Dec 2007

Throughout the course of every class meeting I slowly felt the will to live drain out of my body. The readings were terribly dull, the lectures never ending. A few classmates who thought they knew everything tended to take over the class every once in a while and yap for what felt like hours, which the professor seemed to encourahe. Not at all worth the $3000+ I paid for it. If I wanted to hear the opinions of a bunch of clueless kids trying to seem smart I'd sit in Lerner Hall at lunchtime.

May 2005

Ooooh I love Professor Deutsch! Her teaching style is reading from pre-written lectures, which can be dull, but at least she is upfront about it and you know what to expect from the beginning. A LOT of reading, and some of it is dull, but if you put a lot in you can get a lot out. She is also pretty admirable: as a nun, as a prof, and as a person--if you go to her office hours, which you should, ask her about the social justice work she has been involved in. It will blow your mind how cool she is, and make the sometimes-boring lecture style much easier to stomach. Plus, she is caring and wants to help her students and treats them like real valuable people.

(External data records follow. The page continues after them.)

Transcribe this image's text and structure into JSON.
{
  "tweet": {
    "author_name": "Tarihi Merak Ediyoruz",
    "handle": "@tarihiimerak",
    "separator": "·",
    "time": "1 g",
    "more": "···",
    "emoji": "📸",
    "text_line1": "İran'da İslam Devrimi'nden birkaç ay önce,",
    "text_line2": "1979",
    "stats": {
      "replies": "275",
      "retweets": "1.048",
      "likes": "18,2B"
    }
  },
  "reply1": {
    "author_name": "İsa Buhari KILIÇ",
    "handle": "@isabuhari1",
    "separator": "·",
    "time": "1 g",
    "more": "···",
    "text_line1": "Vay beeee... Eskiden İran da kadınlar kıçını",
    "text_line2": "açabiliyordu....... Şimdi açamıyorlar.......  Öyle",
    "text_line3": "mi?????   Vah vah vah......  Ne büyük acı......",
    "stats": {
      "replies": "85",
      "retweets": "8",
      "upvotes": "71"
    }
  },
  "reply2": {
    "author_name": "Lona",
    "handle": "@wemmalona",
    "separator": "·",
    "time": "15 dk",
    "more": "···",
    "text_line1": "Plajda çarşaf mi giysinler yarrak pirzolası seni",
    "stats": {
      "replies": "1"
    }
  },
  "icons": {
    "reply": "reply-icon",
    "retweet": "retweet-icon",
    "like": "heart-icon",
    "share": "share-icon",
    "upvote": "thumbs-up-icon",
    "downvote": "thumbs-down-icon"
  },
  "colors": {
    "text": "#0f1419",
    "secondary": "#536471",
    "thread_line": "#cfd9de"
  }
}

She is the cool nun Auntie you never had, and if you can get through the complicated material, you will be so glad you took her class.